**Excerpted records:**
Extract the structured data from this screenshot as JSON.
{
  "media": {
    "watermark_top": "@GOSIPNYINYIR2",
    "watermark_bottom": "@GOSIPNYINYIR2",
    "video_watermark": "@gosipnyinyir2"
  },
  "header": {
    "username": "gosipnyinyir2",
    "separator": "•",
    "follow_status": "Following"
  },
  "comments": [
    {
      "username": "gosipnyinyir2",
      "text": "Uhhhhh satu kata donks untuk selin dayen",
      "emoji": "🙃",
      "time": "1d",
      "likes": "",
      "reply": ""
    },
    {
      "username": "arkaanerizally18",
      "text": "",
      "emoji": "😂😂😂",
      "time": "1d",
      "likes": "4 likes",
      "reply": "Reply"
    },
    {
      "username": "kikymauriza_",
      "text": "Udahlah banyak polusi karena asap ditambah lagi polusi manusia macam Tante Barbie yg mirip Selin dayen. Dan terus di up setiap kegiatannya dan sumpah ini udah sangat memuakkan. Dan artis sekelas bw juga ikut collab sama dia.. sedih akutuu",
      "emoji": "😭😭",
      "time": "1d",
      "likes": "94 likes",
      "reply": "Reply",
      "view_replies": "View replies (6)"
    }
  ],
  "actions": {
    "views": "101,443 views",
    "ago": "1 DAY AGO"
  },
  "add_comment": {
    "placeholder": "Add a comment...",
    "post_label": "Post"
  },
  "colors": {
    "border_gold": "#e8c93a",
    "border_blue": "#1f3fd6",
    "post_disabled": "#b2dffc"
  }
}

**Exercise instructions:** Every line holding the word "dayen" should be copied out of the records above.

**Answer space:**
      "text": "Uhhhhh satu kata donks untuk selin dayen",
      "text": "Udahlah banyak polusi karena asap ditambah lagi polusi manusia macam Tante Barbie yg mirip Selin dayen. Dan terus di up setiap kegiatannya dan sumpah ini udah sangat memuakkan. Dan artis sekelas bw juga ikut collab sama dia.. sedih akutuu",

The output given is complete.